Change collars and cuffs, add a trim or a little bolero, and hey presto! New outfit.

As always with these old magazines, the advertisements are an entertainment by themselves. This goes to show that women were just as worried about their shape as they are today, although the model presents a more realistic image than is often seen today.

Youth-O-Form reducing pills.

Everyone wants to lose weight without diet or exercise, but I suspect the fat burning pills were laxatives.

The New Idea magazine is still going strong today, although quite different in appearance and content.  This is how those '30s gals got those gorgeous waves - setting lotion of course.

Demonstrating how to set the "finger waves".

Coincidentally, Miriam Jordan is also modelling the latest fashions in this magazine. Clearly she was quite a celebrity in 1933.

"Miriam Jordan is seen here in a Spring gown of organdie, with a gored skirt flared to fashionable fullness.  A three-tiered cape collar forms short sleeves, and cornflower blue velvet ribbon is used as a belt. A blue velvet ribbon, matching that used on the frock, trims the hat. Miss Jordan wears this frock in the new Fox film, 'I Loved You Wednesday'." (p.24) This was apparently Miss Jordan's best film as her career was short and a bit lacklustre (except for the frocks). Here she is in a still from the film, wearing that organdie dress:

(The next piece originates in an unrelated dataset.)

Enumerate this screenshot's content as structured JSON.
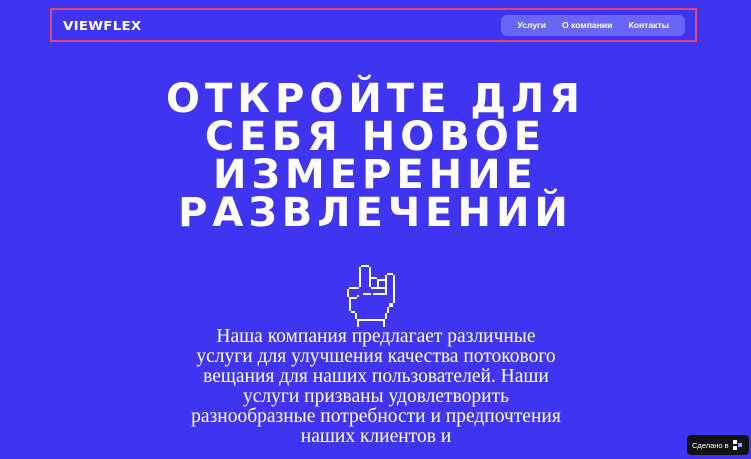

She seems to have been better known for her frocks than for her acting.

More fascinating ads. Yes, it's not something I've previously given any thought to, but how did they manage to conceal sanitary napkins under those clingy bias cut dresses?

Of course, they had the Equaliser! (?) "A radical innovation! Ends must be phantomised . Kotex only- offers this special shaping making it possible to wear the closest fitting gown without the slightest revealing line." (p.31)

Deodorant ads are often amusing. I love this little sponge on applicator. I used Odorono when I was a teenager back in the '70s, but it was a roll-on then. Gone now.

How lovely is this lingerie advertisement from The Australian Home Journal:

I'm always a sucker for the undies.

The New Idea ran an article for expectant mothers, including instructions on how to lace their corset, although it suggested that a supporting band was more comfortable.
And while we're on the subject of motherhood, if your little girl is failing to thrive, feed her custard with her fruit and watch her bloom! Who knew?

I was very interesting in this AMP insurance advertisement which shows the husband drying dishes. I was impressed. I'll bet there weren't too many around helping with that chore in 1935.

Note the washing happening in the enamel bowl on the kitchen table. I wonder when most kitchens had sinks.

And finally, the best discovery of the evening for a knitting book collector. Dating is always tricky because few knitting books have the date printed in them. But newly published  and advertised in The Australian Home Journal in 1934 is Patons  book no.4. So now we have a starting date for the biggest publisher of knitting books in Australia, Patons, or Patons & Baldwins as they were in the 1930s. Only three issues before this one, so we can safely say they began publishing in Australia in 1933 or 1934. Yay!

And look what else I found, circa late '50s or early '60s:

Loved to death, held together by metres of sticky tape, the pages in tatters. I still love it. Henry can't escape it the next time her comes.

The Australian Home Journal, February 1, 1934.
Everylady's Journal, May 1, 1933.
The New Idea, October 6, 1933.
The New Idea, November 29, 1935.